(*) Corresponding author. E-mail: mfhinzmann@icbas.up.pt

DOI: 10.2983/035.037.0110
COPYRIGHT 2018 National Shellfisheries Association, Inc.
No portion of this article can be reproduced without the express written permission from the copyright holder.
Copyright 2018 Gale, Cengage Learning.
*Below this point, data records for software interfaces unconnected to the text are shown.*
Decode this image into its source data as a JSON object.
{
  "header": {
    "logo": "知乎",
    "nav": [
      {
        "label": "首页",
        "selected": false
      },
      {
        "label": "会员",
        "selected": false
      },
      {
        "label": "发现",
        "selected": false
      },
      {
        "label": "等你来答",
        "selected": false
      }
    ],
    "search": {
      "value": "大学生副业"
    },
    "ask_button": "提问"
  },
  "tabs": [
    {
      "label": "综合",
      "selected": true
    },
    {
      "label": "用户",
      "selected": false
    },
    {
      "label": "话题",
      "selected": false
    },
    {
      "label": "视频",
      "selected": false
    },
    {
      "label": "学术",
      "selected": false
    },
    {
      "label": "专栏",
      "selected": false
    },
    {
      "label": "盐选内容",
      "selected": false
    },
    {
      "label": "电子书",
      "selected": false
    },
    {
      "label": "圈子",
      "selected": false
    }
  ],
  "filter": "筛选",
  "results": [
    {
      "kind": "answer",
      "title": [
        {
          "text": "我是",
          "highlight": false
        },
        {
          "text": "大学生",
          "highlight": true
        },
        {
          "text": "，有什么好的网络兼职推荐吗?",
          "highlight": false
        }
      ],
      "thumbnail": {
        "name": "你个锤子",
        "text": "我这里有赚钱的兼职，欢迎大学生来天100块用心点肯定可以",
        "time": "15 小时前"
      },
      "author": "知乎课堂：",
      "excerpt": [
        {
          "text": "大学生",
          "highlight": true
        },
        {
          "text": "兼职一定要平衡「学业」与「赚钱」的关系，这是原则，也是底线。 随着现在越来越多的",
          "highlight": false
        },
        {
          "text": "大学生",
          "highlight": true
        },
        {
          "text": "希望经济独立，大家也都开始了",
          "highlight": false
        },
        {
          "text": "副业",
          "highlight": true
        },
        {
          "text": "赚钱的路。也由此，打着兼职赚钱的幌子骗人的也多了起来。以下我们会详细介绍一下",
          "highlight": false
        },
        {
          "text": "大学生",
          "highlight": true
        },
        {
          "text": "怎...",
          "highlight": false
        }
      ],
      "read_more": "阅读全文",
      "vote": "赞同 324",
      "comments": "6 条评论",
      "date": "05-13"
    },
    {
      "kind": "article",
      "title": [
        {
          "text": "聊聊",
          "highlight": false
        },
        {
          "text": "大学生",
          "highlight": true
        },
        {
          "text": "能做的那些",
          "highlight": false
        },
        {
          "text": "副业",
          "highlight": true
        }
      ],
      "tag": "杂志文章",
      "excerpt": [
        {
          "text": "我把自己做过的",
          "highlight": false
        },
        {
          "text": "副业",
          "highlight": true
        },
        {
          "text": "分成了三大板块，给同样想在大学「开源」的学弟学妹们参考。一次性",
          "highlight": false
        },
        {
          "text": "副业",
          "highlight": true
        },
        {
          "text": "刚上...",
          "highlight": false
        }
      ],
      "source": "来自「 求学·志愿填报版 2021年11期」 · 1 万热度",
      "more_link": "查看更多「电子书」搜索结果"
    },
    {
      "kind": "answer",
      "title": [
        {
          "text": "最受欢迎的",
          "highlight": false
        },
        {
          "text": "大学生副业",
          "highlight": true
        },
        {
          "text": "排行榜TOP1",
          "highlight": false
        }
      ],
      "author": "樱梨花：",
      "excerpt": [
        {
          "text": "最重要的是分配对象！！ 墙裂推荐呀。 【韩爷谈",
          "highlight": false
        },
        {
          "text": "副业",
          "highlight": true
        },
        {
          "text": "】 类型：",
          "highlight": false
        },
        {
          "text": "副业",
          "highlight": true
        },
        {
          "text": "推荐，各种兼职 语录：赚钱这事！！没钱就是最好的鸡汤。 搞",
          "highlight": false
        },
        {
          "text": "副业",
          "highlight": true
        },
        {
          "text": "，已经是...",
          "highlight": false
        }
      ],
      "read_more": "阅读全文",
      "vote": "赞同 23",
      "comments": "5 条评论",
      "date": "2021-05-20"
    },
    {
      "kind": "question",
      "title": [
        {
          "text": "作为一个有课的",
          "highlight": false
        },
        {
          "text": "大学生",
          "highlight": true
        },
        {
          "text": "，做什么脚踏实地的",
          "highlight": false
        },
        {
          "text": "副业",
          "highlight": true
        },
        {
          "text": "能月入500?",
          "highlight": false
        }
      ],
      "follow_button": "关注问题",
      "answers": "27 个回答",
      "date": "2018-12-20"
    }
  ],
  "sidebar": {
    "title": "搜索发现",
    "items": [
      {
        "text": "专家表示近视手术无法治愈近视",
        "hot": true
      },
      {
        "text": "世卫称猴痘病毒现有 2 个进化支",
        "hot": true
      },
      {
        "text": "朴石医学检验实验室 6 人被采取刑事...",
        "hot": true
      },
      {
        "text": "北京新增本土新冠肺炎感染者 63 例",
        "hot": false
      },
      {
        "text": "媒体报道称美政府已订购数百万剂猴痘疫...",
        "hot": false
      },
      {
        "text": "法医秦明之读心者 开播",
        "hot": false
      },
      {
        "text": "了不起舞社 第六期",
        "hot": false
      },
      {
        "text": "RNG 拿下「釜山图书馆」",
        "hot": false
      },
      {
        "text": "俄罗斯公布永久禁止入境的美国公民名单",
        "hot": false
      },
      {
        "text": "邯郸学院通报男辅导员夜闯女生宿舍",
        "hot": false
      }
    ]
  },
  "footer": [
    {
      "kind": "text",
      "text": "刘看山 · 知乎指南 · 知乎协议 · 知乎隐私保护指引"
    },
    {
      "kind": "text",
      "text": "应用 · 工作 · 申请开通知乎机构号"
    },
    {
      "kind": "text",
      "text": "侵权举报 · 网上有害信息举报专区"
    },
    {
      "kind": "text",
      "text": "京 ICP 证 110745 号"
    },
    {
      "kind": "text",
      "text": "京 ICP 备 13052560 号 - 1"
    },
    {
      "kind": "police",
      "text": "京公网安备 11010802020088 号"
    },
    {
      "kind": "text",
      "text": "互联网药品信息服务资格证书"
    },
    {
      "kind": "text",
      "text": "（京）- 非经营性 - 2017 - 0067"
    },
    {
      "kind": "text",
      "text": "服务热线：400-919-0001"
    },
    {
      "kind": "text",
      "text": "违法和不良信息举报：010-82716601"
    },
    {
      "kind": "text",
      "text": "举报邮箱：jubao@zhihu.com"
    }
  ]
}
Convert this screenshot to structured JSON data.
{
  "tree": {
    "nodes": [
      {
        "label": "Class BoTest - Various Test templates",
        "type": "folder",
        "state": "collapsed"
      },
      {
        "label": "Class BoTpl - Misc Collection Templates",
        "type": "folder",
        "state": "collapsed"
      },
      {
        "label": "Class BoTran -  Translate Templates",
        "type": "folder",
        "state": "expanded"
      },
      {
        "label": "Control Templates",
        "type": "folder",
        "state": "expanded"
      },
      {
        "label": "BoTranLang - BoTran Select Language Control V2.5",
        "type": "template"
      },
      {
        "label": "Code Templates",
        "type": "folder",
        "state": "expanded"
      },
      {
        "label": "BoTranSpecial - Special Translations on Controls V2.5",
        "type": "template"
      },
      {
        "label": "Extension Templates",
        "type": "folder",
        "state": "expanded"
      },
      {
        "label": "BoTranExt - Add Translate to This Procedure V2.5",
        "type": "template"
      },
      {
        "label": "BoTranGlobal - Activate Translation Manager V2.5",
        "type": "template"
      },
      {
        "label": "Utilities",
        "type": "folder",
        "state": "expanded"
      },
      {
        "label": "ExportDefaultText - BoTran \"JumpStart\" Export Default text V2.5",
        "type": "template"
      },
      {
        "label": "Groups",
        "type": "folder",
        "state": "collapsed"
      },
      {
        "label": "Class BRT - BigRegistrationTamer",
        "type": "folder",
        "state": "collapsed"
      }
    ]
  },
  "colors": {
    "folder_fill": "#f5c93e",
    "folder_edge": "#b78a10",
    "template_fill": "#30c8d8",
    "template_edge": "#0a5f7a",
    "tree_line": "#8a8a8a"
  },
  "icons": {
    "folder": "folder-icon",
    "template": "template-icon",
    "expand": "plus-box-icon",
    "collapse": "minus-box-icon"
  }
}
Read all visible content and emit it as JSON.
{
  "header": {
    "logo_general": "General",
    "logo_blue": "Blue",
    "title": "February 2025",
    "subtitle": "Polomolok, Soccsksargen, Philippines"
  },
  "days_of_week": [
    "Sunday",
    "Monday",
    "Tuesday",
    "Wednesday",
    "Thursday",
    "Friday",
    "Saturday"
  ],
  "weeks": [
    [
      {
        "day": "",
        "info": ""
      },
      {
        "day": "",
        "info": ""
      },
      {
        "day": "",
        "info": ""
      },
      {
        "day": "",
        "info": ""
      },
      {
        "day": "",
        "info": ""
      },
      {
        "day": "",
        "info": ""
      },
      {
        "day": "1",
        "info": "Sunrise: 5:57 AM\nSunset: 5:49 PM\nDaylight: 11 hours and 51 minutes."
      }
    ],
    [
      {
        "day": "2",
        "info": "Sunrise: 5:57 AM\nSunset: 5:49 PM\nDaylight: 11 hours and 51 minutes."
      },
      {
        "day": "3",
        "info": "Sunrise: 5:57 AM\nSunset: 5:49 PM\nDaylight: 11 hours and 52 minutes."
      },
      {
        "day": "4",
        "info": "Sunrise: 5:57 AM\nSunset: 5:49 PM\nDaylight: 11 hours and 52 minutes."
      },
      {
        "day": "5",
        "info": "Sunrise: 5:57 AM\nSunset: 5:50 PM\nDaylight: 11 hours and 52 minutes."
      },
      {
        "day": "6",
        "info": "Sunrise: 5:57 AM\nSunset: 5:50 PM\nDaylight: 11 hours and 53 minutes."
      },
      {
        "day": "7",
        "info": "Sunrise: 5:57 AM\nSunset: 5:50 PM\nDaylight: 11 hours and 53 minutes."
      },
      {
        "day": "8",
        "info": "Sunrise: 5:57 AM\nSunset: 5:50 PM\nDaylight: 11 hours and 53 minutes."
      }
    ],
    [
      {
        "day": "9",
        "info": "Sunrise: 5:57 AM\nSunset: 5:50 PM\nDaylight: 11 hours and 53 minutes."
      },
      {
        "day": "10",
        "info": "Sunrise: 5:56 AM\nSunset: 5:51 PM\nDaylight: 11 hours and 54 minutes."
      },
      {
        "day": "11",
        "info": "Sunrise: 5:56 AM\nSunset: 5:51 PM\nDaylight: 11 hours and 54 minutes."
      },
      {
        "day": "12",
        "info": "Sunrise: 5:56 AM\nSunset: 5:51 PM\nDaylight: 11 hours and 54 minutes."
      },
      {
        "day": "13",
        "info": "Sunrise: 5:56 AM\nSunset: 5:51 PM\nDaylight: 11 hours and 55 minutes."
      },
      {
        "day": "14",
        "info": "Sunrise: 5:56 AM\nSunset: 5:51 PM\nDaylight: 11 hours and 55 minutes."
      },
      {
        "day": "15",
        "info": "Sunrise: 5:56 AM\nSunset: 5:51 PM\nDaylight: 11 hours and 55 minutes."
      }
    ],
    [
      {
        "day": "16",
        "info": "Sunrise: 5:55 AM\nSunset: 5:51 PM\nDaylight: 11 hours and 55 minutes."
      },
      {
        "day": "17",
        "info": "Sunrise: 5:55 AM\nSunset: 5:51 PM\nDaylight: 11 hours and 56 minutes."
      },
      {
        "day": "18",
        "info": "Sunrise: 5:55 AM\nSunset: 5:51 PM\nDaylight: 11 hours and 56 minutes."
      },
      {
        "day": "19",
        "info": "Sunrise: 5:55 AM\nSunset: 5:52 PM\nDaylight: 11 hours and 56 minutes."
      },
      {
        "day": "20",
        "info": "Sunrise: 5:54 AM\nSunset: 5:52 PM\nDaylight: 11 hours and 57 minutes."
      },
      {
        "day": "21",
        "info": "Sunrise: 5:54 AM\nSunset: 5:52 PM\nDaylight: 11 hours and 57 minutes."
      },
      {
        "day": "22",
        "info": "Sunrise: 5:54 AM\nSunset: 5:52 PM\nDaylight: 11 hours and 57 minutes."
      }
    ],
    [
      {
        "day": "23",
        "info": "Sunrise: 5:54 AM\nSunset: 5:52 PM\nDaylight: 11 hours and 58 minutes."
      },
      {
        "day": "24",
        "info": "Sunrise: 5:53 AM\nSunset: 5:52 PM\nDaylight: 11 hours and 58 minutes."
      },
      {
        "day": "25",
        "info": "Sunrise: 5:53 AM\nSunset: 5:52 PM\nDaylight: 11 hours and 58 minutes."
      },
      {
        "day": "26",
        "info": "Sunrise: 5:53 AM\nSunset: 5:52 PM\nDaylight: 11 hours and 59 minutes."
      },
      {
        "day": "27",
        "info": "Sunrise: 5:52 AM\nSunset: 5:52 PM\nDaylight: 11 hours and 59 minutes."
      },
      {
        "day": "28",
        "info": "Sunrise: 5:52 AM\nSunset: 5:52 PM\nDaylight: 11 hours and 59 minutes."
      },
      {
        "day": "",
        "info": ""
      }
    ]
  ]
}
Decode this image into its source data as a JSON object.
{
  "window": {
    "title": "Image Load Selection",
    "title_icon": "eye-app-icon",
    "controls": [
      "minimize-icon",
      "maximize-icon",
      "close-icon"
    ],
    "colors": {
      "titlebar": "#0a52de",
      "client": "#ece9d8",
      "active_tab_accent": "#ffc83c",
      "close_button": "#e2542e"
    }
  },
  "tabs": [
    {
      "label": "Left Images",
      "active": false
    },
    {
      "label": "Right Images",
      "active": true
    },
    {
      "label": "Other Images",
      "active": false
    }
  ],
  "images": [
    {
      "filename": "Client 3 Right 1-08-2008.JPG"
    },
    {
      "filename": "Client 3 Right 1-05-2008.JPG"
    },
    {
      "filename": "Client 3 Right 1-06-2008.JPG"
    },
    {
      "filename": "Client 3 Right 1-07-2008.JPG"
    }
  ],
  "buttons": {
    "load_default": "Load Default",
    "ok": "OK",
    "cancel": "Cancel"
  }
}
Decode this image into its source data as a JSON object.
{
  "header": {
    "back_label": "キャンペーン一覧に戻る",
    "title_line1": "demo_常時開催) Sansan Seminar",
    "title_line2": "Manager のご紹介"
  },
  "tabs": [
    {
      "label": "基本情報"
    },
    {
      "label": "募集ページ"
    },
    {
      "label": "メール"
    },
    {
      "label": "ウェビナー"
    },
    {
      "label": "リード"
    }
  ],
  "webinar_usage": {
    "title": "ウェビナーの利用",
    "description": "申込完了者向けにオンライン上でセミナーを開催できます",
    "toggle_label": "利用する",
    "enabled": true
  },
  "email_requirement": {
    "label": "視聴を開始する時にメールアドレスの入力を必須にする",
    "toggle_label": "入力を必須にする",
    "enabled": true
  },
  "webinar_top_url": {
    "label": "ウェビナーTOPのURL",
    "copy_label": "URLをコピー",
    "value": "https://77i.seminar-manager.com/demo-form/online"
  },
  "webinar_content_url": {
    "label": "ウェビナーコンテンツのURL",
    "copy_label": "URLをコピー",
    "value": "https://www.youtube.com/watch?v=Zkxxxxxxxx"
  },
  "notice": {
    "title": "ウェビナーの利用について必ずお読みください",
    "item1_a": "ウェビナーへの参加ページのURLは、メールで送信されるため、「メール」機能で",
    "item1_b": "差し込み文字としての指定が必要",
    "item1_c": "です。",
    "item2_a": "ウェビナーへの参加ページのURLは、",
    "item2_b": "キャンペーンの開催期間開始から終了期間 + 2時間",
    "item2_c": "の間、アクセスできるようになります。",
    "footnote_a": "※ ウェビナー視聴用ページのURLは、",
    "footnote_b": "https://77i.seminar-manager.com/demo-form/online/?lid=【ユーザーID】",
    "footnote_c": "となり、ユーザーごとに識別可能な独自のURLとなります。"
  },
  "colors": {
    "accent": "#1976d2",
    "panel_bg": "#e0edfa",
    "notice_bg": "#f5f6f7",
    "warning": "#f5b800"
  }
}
All rights reserved.

Article Details
Printer friendly Cite/link Email Feedback
Author:Hinzmann, Mariana; Bessa, Lucinda J.; Teixeira, Amilcar; Costa, Paulo Martins Da; Machado, Jorge
Publication:Journal of Shellfish Research
Article Type:Report
Geographic Code:4EUPR
Date:Apr 1, 2018
Words:5432
Previous Article:GENETIC AND MORPHOMETRIC VARIABILITY IN SETTLEMENTS OF TWO MUSSEL SPECIES (MYTILUS EX. GR. EDULIS), MY TIL US TROSSULUS AND MYTILUS...
Next Article:THE PROCESS OF FIRST POLAR BODY FORMATION IN EGGS OF THE ANDROGENETIC CLAM CORBICULA FLUMINEA.
Topics:

Terms of use | Privacy policy | Copyright © 2021 Farlex, Inc. | Feedback | For webmasters